* Provided material:

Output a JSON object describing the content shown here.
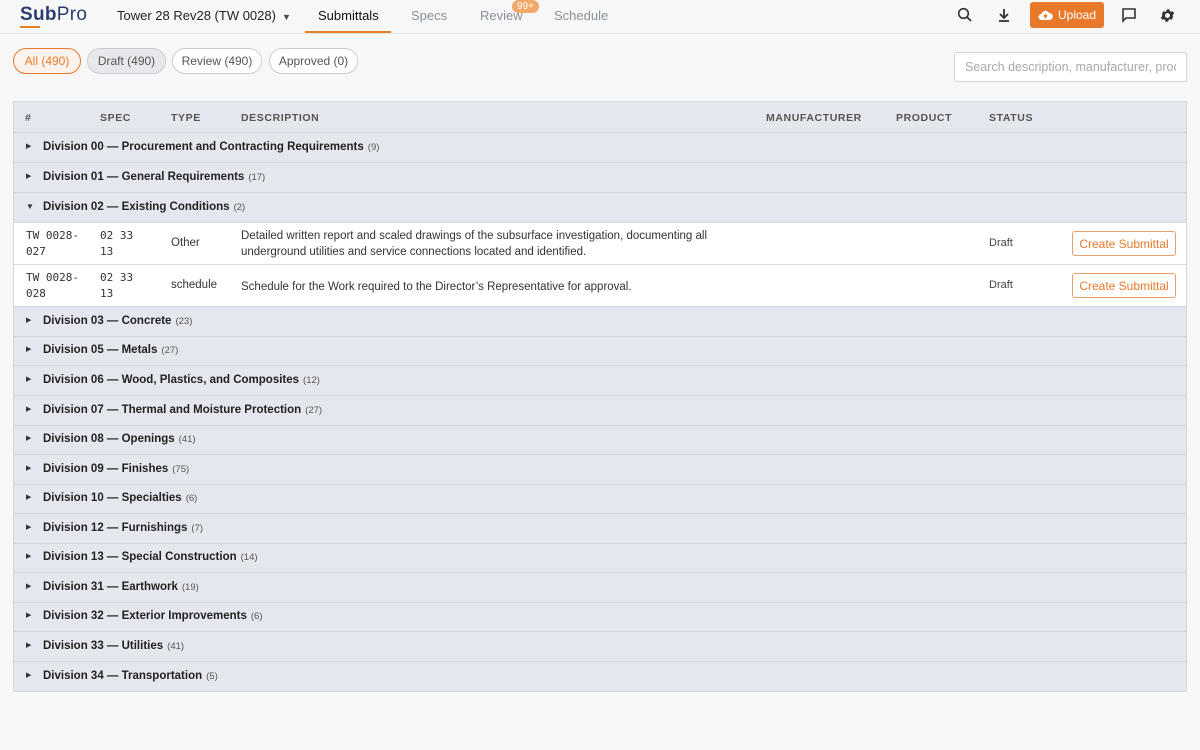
{
  "app": {
    "logo": "SubPro",
    "project": "Tower 28 Rev28 (TW 0028)",
    "nav": {
      "submittals": "Submittals",
      "specs": "Specs",
      "review": "Review",
      "review_badge": "99+",
      "schedule": "Schedule"
    },
    "upload_label": "Upload",
    "accent_color": "#e8792a"
  },
  "filters": {
    "all": "All (490)",
    "draft": "Draft (490)",
    "review": "Review (490)",
    "approved": "Approved (0)"
  },
  "search": {
    "placeholder": "Search description, manufacturer, product"
  },
  "table": {
    "headers": {
      "num": "#",
      "spec": "SPEC",
      "type": "TYPE",
      "description": "DESCRIPTION",
      "manufacturer": "MANUFACTURER",
      "product": "PRODUCT",
      "status": "STATUS"
    },
    "divisions": [
      {
        "name": "Division 00 — Procurement and Contracting Requirements",
        "count": "(9)",
        "expanded": false
      },
      {
        "name": "Division 01 — General Requirements",
        "count": "(17)",
        "expanded": false
      },
      {
        "name": "Division 02 — Existing Conditions",
        "count": "(2)",
        "expanded": true
      },
      {
        "name": "Division 03 — Concrete",
        "count": "(23)",
        "expanded": false
      },
      {
        "name": "Division 05 — Metals",
        "count": "(27)",
        "expanded": false
      },
      {
        "name": "Division 06 — Wood, Plastics, and Composites",
        "count": "(12)",
        "expanded": false
      },
      {
        "name": "Division 07 — Thermal and Moisture Protection",
        "count": "(27)",
        "expanded": false
      },
      {
        "name": "Division 08 — Openings",
        "count": "(41)",
        "expanded": false
      },
      {
        "name": "Division 09 — Finishes",
        "count": "(75)",
        "expanded": false
      },
      {
        "name": "Division 10 — Specialties",
        "count": "(6)",
        "expanded": false
      },
      {
        "name": "Division 12 — Furnishings",
        "count": "(7)",
        "expanded": false
      },
      {
        "name": "Division 13 — Special Construction",
        "count": "(14)",
        "expanded": false
      },
      {
        "name": "Division 31 — Earthwork",
        "count": "(19)",
        "expanded": false
      },
      {
        "name": "Division 32 — Exterior Improvements",
        "count": "(6)",
        "expanded": false
      },
      {
        "name": "Division 33 — Utilities",
        "count": "(41)",
        "expanded": false
      },
      {
        "name": "Division 34 — Transportation",
        "count": "(5)",
        "expanded": false
      }
    ],
    "items": [
      {
        "num_line1": "TW 0028-",
        "num_line2": "027",
        "spec_line1": "02 33",
        "spec_line2": "13",
        "type": "Other",
        "description": "Detailed written report and scaled drawings of the subsurface investigation, documenting all underground utilities and service connections located and identified.",
        "status": "Draft",
        "action": "Create Submittal"
      },
      {
        "num_line1": "TW 0028-",
        "num_line2": "028",
        "spec_line1": "02 33",
        "spec_line2": "13",
        "type": "schedule",
        "description": "Schedule for the Work required to the Director’s Representative for approval.",
        "status": "Draft",
        "action": "Create Submittal"
      }
    ]
  }
}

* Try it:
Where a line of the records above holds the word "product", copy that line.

* Answer for this exercise:
    "placeholder": "Search description, manufacturer, product"
      "product": "PRODUCT",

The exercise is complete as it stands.